To compress or not compress? A mixed-method longitudinal study of compressed work schedules within the health, care and welfare services

Alternative title: Er løsningen å komprimere? Konsekvensene av komprimerte arbeidstidsløsninger i den kommunale helse- og omsorgs sektoren

Awarded: NOK 16.0 mill.

The aim of COMPRESSED is to investigate the potential consequences of a compressed work schedule within the municipal health, care and welfare services. A compressed work schedule is defined by an increase in numbers of hours per day, and a reduction of number of days per week. Compressed work schedules are advocated as a tool to reduce involuntary part-time contracts, and improve employee recruitment and retention, as well as improve employee health and quality of care. Others have pointed to potential detrimental health effect for employees working long shift. However, the empirical support of both claims is limited, mixed, and suffers from several methodological shortcomings. There is a clear lack in studies investigating the potential moderating and mediating mechanisms. COMPRESSED investigates 1. The short and long term consequences of compressed work schedules 2. When compressed work schedules might have positive or negative consequences, such as the importance of shift intensity. 3. And what mechanisms might explain identified consequences. Of practical importance the project aims to provide knowledge for a better organization of shift work to meet employees and user needs. Of theoretical importance the project aims to give better understanding of the interplay between our need for restitution, and out ability to perform. The project started in june 2021 and is now still at an early stage of the project.
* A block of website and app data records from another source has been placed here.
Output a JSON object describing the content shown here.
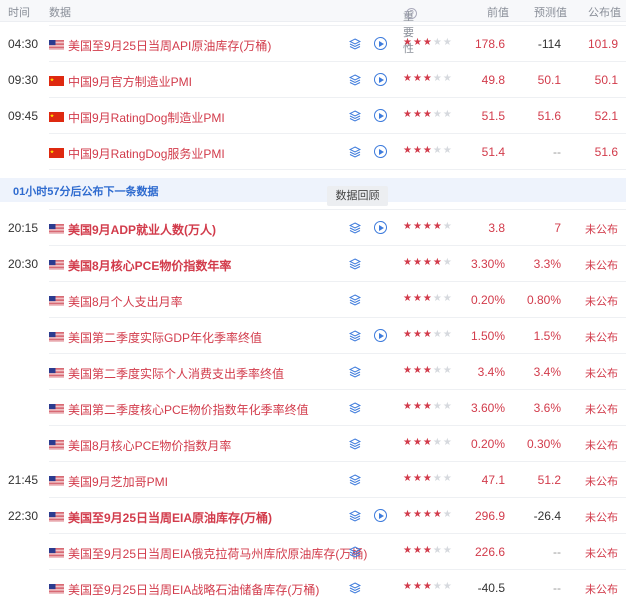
{
  "header": {
    "time": "时间",
    "data": "数据",
    "importance": "重要性",
    "previous": "前值",
    "forecast": "预测值",
    "actual": "公布值"
  },
  "banner": "01小时57分后公布下一条数据",
  "tooltip": "数据回顾",
  "colors": {
    "accent_red": "#d23b4b",
    "link_blue": "#2f6bcf",
    "star_off": "#d6d9de"
  },
  "rows": [
    {
      "time": "04:30",
      "flag": "us-flag",
      "title": "美国至9月25日当周API原油库存(万桶)",
      "bold": false,
      "layers": true,
      "play": true,
      "stars": 3,
      "prev": "178.6",
      "forecast": "-114",
      "actual": "101.9"
    },
    {
      "time": "09:30",
      "flag": "cn-flag",
      "title": "中国9月官方制造业PMI",
      "bold": false,
      "layers": true,
      "play": true,
      "stars": 3,
      "prev": "49.8",
      "forecast": "50.1",
      "actual": "50.1"
    },
    {
      "time": "09:45",
      "flag": "cn-flag",
      "title": "中国9月RatingDog制造业PMI",
      "bold": false,
      "layers": true,
      "play": true,
      "stars": 3,
      "prev": "51.5",
      "forecast": "51.6",
      "actual": "52.1"
    },
    {
      "time": "",
      "flag": "cn-flag",
      "title": "中国9月RatingDog服务业PMI",
      "bold": false,
      "layers": true,
      "play": true,
      "stars": 3,
      "prev": "51.4",
      "forecast": "--",
      "actual": "51.6"
    },
    {
      "time": "20:15",
      "flag": "us-flag",
      "title": "美国9月ADP就业人数(万人)",
      "bold": true,
      "layers": true,
      "play": true,
      "stars": 4,
      "prev": "3.8",
      "forecast": "7",
      "actual": "未公布"
    },
    {
      "time": "20:30",
      "flag": "us-flag",
      "title": "美国8月核心PCE物价指数年率",
      "bold": true,
      "layers": true,
      "play": false,
      "stars": 4,
      "prev": "3.30%",
      "forecast": "3.3%",
      "actual": "未公布"
    },
    {
      "time": "",
      "flag": "us-flag",
      "title": "美国8月个人支出月率",
      "bold": false,
      "layers": true,
      "play": false,
      "stars": 3,
      "prev": "0.20%",
      "forecast": "0.80%",
      "actual": "未公布"
    },
    {
      "time": "",
      "flag": "us-flag",
      "title": "美国第二季度实际GDP年化季率终值",
      "bold": false,
      "layers": true,
      "play": true,
      "stars": 3,
      "prev": "1.50%",
      "forecast": "1.5%",
      "actual": "未公布"
    },
    {
      "time": "",
      "flag": "us-flag",
      "title": "美国第二季度实际个人消费支出季率终值",
      "bold": false,
      "layers": true,
      "play": false,
      "stars": 3,
      "prev": "3.4%",
      "forecast": "3.4%",
      "actual": "未公布"
    },
    {
      "time": "",
      "flag": "us-flag",
      "title": "美国第二季度核心PCE物价指数年化季率终值",
      "bold": false,
      "layers": true,
      "play": false,
      "stars": 3,
      "prev": "3.60%",
      "forecast": "3.6%",
      "actual": "未公布"
    },
    {
      "time": "",
      "flag": "us-flag",
      "title": "美国8月核心PCE物价指数月率",
      "bold": false,
      "layers": true,
      "play": false,
      "stars": 3,
      "prev": "0.20%",
      "forecast": "0.30%",
      "actual": "未公布"
    },
    {
      "time": "21:45",
      "flag": "us-flag",
      "title": "美国9月芝加哥PMI",
      "bold": false,
      "layers": true,
      "play": false,
      "stars": 3,
      "prev": "47.1",
      "forecast": "51.2",
      "actual": "未公布"
    },
    {
      "time": "22:30",
      "flag": "us-flag",
      "title": "美国至9月25日当周EIA原油库存(万桶)",
      "bold": true,
      "layers": true,
      "play": true,
      "stars": 4,
      "prev": "296.9",
      "forecast": "-26.4",
      "actual": "未公布"
    },
    {
      "time": "",
      "flag": "us-flag",
      "title": "美国至9月25日当周EIA俄克拉荷马州库欣原油库存(万桶)",
      "bold": false,
      "layers": true,
      "play": false,
      "stars": 3,
      "prev": "226.6",
      "forecast": "--",
      "actual": "未公布"
    },
    {
      "time": "",
      "flag": "us-flag",
      "title": "美国至9月25日当周EIA战略石油储备库存(万桶)",
      "bold": false,
      "layers": true,
      "play": false,
      "stars": 3,
      "prev": "-40.5",
      "forecast": "--",
      "actual": "未公布"
    }
  ]
}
The aim of COMPRESSED is to investigate the potential consequences of a compressed work schedule within the municipal health, care and welfare services. A compressed work schedule is defined by an increase in numbers of hours per day, and a reduction of number of days per week. Compressed work schedules are advocated as a tool to reduce involuntary part-time contracts, and improve employee recruitment and retention, as well as improve employee health and quality of care. However, the empirical support of such claims is limited, mixed, and suffers from several methodological shortcomings. There is a clear lack in studies investigating the potential moderating and mediating mechanisms, despite moderating variables such as shift intensity being likely to have an impact. In collaboration with unions and employers, COMPRESSED uses a longitudinal mixed method design, to investigate the short and long term consequences of compressed work schedules, as well as potential moderating and mediating variables . Each of the research questions will be addressed with complimentary methods in each of the work packages (WPs); WP1) In-depth narrative interviews eliciting employees’, employers’, and patients’/users’ own perceptions of consequences, moderators and mechanisms; WP2) A retrospective intervention study using registry data, examining compressed work schedules implemented over the past 5 years; WP3) A two year longitudinal survey looking at long-term effects and 4) a diary study across two weeks, looking at short-term effects.
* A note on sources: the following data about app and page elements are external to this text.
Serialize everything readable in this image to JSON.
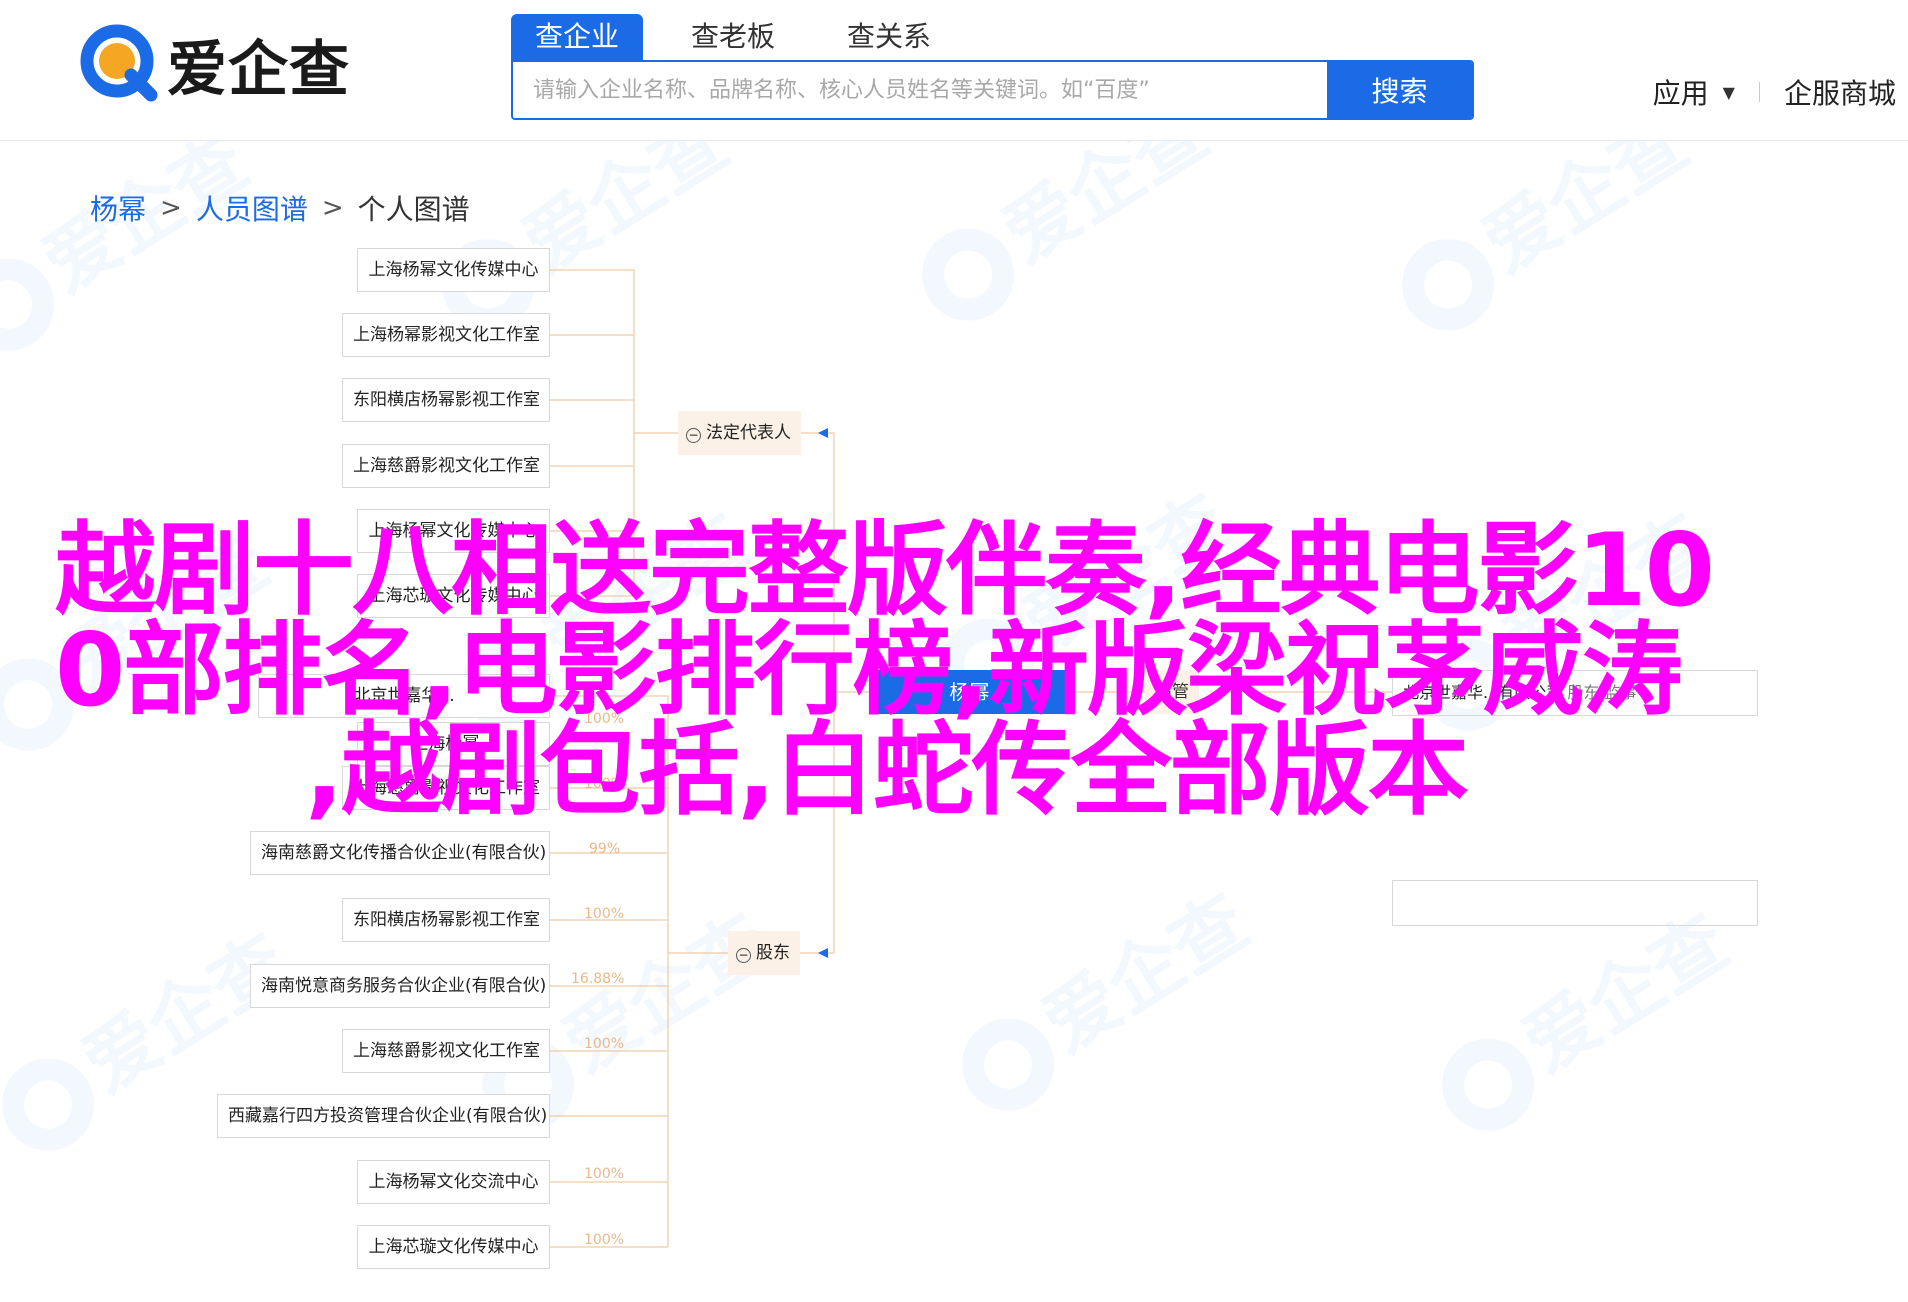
{
  "brand": {
    "name": "爱企查",
    "accent": "#1c6be6",
    "accent2": "#f5a623"
  },
  "search": {
    "tabs": [
      "查企业",
      "查老板",
      "查关系"
    ],
    "active_tab": "查企业",
    "placeholder": "请输入企业名称、品牌名称、核心人员姓名等关键词。如“百度”",
    "button": "搜索"
  },
  "header_right": {
    "apps": "应用",
    "service": "企服商城"
  },
  "breadcrumb": {
    "items": [
      "杨幂",
      "人员图谱"
    ],
    "current": "个人图谱"
  },
  "chart_hubs": {
    "legal": "法定代表人",
    "shareholder": "股东"
  },
  "legal_rep_companies": [
    "上海杨幂文化传媒中心",
    "上海杨幂影视文化工作室",
    "东阳横店杨幂影视工作室",
    "上海慈爵影视文化工作室",
    "上海杨幂文化传媒中心",
    "上海芯璇文化传媒中心"
  ],
  "shareholder_companies": [
    {
      "name": "北京世嘉华...",
      "pct": ""
    },
    {
      "name": "上海杨幂...",
      "pct": "100%"
    },
    {
      "name": "上海慈爵影视文化工作室",
      "pct": "100%"
    },
    {
      "name": "海南慈爵文化传播合伙企业(有限合伙)",
      "pct": "99%"
    },
    {
      "name": "东阳横店杨幂影视工作室",
      "pct": "100%"
    },
    {
      "name": "海南悦意商务服务合伙企业(有限合伙)",
      "pct": "16.88%"
    },
    {
      "name": "上海慈爵影视文化工作室",
      "pct": "100%"
    },
    {
      "name": "西藏嘉行四方投资管理合伙企业(有限合伙)",
      "pct": ""
    },
    {
      "name": "上海杨幂文化交流中心",
      "pct": "100%"
    },
    {
      "name": "上海芯璇文化传媒中心",
      "pct": "100%"
    }
  ],
  "right_side": {
    "hub": "高管",
    "company": "北京世嘉华...有限公司",
    "role": "股东,监事",
    "center_fragment": "杨幂"
  },
  "overlay_text": {
    "line1": "越剧十八相送完整版伴奏,经典电影10",
    "line2": "0部排名,电影排行榜,新版梁祝茅威涛",
    "line3": ",越剧包括,白蛇传全部版本"
  },
  "watermark": "爱企查"
}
Activity:

HELSEVEL-Gode og effektive helse-, omsorgs- og velferdstjenester